● **TRY IT**: Find each line of the entries with the string "repost", please, and copy it.

● **DATA EXCERPTS**:
⟨

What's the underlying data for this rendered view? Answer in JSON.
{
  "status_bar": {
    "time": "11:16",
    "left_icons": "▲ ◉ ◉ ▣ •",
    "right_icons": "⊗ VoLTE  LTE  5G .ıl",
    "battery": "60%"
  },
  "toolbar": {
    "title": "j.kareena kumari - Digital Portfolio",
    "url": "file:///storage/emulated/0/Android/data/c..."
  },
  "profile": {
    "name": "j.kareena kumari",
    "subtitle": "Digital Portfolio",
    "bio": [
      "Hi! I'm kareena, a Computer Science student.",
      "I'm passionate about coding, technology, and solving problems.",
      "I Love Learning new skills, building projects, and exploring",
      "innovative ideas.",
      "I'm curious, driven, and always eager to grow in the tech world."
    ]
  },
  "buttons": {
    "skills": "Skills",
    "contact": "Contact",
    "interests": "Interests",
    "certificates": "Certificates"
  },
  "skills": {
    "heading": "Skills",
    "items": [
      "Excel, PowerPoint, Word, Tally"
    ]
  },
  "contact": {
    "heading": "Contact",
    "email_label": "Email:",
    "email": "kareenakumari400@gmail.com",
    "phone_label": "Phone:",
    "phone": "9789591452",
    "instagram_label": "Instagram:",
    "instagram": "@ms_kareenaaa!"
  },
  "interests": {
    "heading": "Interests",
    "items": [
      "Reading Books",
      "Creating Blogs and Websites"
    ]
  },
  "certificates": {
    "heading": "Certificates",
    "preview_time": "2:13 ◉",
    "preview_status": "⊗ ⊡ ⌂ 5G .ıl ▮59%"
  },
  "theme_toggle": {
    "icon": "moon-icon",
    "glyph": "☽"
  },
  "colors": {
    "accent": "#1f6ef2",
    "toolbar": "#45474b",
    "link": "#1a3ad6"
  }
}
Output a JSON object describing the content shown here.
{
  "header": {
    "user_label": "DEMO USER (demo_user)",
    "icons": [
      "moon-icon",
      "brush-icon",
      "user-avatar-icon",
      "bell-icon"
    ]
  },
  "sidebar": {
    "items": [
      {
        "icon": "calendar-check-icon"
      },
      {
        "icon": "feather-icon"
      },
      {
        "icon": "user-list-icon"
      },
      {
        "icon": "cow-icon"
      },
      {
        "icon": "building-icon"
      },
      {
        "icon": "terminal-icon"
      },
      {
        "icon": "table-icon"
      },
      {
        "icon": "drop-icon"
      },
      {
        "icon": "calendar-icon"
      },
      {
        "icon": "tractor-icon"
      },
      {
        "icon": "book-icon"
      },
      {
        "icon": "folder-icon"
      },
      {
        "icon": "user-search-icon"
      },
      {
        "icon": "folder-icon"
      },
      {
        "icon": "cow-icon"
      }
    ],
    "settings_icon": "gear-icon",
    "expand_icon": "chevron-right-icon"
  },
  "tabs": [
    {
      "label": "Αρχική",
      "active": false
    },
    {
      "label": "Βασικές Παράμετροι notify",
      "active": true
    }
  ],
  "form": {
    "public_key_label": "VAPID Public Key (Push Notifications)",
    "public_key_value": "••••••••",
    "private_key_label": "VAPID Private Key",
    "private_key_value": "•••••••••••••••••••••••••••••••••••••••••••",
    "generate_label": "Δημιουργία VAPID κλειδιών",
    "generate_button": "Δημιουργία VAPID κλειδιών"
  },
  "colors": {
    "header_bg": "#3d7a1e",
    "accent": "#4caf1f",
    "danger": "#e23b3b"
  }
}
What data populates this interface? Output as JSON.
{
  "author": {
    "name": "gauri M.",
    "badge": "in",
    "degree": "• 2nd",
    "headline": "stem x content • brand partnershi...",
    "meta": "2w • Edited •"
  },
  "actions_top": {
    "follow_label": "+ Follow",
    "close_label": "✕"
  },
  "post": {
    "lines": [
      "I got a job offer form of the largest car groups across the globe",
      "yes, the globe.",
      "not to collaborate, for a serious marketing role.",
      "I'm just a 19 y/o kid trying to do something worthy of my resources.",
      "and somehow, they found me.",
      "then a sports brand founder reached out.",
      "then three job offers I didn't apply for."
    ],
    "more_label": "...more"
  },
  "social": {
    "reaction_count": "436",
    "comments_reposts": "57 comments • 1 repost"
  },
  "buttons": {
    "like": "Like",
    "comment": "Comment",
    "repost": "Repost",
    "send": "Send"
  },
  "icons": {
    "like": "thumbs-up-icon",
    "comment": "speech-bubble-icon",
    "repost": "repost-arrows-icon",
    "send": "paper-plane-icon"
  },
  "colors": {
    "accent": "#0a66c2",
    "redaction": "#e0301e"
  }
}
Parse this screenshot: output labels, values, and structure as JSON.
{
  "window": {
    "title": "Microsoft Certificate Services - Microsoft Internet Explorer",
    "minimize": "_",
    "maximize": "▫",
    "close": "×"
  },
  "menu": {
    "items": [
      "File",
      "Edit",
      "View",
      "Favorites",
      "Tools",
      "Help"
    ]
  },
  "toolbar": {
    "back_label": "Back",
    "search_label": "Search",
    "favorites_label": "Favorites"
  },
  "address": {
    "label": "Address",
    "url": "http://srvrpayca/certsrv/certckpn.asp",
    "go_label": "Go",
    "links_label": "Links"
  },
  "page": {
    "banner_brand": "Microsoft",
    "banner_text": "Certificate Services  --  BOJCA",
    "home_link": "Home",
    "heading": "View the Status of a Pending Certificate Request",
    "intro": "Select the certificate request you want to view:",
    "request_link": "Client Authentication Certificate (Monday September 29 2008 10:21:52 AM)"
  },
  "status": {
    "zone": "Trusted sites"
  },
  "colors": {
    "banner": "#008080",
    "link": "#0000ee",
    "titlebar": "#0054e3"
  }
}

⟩

● **RESULT**:
    "comments_reposts": "57 comments • 1 repost"
    "repost": "Repost",
    "repost": "repost-arrows-icon",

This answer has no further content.